    Both the Sony A900 and A850 represent a significant step up from midrange Alphas, the A500, A550 and A700, but they may not meet the needs of all photographers. Sports photographers, for example, will likely demand more than the 5fps offered by the A900. However, landscape and studio photographers will very much appreciate the high resolution images that these professional cameras can deliver. So, while the Sony A850 and A900 may not appeal to all professionals, there will still likely be enough interest in these cameras to ensure the continued success of the Sony Alpha pro range of DSLRs.

A Sony Alpha DSLR Buyer’s Guide: Entry Level Models

A review of the most recent digital SLRs from the Sony Alpha lineup.

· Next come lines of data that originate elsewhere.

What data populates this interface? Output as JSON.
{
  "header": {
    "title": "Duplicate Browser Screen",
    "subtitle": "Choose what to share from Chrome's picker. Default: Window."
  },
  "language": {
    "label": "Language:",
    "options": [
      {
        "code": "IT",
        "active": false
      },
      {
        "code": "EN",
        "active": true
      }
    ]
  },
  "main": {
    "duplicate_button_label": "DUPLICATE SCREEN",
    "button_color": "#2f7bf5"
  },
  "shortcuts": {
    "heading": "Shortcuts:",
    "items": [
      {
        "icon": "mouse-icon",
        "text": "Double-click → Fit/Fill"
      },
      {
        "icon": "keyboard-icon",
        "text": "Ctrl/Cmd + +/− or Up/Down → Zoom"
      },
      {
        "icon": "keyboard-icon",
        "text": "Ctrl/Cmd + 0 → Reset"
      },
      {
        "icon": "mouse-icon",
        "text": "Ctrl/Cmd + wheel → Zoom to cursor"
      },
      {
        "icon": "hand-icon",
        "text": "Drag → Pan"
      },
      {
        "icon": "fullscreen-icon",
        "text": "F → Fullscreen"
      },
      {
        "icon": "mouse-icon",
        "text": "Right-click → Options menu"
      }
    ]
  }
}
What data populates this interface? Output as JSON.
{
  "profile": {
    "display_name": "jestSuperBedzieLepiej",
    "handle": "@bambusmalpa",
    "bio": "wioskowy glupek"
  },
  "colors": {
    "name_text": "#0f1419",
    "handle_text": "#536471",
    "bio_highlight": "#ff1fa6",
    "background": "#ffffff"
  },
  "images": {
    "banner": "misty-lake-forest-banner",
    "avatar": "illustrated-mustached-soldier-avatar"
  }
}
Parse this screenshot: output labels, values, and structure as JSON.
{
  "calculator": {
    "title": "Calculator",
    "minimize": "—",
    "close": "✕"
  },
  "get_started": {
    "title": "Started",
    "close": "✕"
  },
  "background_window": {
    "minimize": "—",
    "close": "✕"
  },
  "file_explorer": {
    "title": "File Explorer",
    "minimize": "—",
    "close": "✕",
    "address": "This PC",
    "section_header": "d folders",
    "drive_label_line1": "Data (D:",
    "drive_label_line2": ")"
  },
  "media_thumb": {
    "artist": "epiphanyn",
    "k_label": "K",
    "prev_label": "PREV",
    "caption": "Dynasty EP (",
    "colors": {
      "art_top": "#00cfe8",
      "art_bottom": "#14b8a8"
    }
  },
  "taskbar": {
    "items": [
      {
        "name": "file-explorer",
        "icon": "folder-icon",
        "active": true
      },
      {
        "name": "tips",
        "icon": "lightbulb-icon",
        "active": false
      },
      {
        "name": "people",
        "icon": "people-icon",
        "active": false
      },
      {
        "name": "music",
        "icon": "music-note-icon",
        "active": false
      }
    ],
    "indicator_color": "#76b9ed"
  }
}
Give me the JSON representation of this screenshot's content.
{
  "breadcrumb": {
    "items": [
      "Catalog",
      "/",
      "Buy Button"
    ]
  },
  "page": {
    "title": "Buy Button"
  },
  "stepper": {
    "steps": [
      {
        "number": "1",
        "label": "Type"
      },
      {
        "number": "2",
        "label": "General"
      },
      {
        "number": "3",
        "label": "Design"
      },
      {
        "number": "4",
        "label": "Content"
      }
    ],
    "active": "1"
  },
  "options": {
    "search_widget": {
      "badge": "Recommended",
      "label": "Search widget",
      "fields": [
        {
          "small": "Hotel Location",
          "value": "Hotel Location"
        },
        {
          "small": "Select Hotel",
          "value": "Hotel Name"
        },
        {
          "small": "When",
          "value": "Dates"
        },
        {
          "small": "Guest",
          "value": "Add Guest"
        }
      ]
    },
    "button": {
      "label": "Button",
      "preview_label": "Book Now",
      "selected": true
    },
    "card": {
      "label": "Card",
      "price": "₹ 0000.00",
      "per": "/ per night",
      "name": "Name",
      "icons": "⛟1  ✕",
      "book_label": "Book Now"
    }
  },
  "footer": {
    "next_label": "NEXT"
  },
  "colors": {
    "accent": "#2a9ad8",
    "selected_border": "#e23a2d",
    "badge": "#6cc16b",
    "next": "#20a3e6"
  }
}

Everything from the original A100, to the top of the range A900, is included in this digital camera buyer's guide.
  1. A Sony Alpha DSLR Buyer’s Guide: Entry Level Models
  2. Midrange Sony Alpha DSLR Cameras for Enthusiast Photographers
  3. Sony Alpha Pro DSLR Cameras